Mankind Pharma clocked annualised revenue topping Rs 5,000 crore in the just-ended fiscal.
In the largest private equity deal in Indian healthcare industry till date, Mankind Pharma has agreed to sell 10% stake to ChrysCapital and its global sponsors for about $350 million, or Rs 2,280 crore.
ChrysCapital, arguably the most successful investor in Indian pharma, swooped down late to snatch the deal away from global rivals Advent International and Carlyle Group. In 2014, ChrysCapital had sold 11% stake in Mankind to Capital International for $214 million, reporting a 10-fold gain.
ChrysCapital partner Sanjiv Kaul sewed up a sensational comeback into the fastest growing domestic pharma company, following an informal meeting with Mankind promoters three weeks ago. By then, Mankind, the fourth largest domestic pharma company with 4.2% market share, had received two binding offers from Carlyle and Advent, but was open to ChrysCapital's return.
This is the biggest investment deal by ChrysCapital, also a transformational one by the India-bred PE firm, signaling its intent to vie with global funds in writing larger cheques.
Mankind Pharma, CEO, Rajeev Juneja while confirming the deal said, "We have huge respect for Sanjiv Kaul and ChrysCapital. They have added tremendous value to the company and the board. We are happy to welcome them back in next phase of growth.” It is rumoured that Carlyle and Advent lost the race to ChrysCapital consortium, despite submitting slightly higher bids, but Mankind wouldn't talk about valuations.

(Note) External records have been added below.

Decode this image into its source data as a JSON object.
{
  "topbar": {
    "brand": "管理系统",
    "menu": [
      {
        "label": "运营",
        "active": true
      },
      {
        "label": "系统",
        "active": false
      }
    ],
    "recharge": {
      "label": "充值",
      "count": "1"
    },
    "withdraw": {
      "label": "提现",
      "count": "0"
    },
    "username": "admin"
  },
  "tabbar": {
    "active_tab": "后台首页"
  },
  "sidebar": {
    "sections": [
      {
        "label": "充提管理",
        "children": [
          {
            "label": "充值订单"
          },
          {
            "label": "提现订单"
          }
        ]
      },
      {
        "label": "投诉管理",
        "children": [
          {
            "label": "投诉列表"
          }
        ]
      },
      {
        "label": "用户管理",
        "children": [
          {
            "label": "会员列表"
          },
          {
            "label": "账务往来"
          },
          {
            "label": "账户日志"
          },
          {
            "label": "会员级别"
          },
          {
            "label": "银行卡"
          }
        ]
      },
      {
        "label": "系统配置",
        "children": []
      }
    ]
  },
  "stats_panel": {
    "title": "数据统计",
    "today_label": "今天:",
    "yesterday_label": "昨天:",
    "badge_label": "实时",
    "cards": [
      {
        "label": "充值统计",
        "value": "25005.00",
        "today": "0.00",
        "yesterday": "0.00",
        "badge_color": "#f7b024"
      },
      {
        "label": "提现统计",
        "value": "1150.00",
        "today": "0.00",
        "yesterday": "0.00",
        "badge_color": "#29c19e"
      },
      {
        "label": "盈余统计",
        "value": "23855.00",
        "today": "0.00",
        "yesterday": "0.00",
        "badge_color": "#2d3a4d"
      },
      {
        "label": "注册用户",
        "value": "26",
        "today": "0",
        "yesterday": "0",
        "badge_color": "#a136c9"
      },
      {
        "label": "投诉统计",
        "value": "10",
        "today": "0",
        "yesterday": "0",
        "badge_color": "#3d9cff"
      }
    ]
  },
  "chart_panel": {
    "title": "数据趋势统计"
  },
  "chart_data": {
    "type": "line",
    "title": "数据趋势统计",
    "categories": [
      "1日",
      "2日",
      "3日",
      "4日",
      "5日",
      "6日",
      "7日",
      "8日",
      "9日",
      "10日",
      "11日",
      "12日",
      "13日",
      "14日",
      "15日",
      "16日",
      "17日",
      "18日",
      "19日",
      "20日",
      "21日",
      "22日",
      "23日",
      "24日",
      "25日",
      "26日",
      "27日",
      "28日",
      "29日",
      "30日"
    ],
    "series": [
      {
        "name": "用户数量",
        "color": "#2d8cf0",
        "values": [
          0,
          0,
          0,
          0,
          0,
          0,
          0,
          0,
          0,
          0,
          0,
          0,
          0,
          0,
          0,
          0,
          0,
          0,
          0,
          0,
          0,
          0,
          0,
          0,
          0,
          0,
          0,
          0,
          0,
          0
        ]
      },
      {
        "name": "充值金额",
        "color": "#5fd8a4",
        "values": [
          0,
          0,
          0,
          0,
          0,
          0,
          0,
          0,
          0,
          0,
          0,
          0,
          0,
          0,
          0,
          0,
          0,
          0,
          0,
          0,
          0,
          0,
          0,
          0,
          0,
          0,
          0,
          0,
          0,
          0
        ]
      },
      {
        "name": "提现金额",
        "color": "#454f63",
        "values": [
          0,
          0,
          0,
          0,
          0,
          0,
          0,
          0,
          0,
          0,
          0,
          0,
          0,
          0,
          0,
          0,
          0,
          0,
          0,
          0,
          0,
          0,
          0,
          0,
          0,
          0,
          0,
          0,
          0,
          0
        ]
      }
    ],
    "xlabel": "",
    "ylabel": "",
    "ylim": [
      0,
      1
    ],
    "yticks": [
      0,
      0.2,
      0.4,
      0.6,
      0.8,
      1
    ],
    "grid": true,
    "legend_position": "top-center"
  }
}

ChrysCapital through Kaul has invested $300 million in pharma companies, generating over five-fold returns until now, possibly the best consistent profitable exits in Indian private equity business. ChrysCapital has backed several emerging Indian pharma powerhouses such as Intas, Torrent, Zydus and GVK Bio among others.
New Delhi based Mankind Pharma clocked annualised revenue topping Rs 5,000 crore in the just-ended fiscal. It was one of the few domestic pharma companies that remained on growth curve even as the broader sector struggled with price controls and difficult export markets. Mankind, with its focus on lower pricing, is seen best suited to take advantage of Indian government's push towards affordable medicine.
Juneja said, "We have always emphasised on affordability almost one company case in the sector - and have had 23 years of uninterrupted growth. We are happy that affordable medicines are getting the due focus in a market like India.” Ramesh Juneja founded Mankind is selling shares to ChrysCapital in a secondary deal. Junejas and Aroras will continue to hold 79% after the share sale.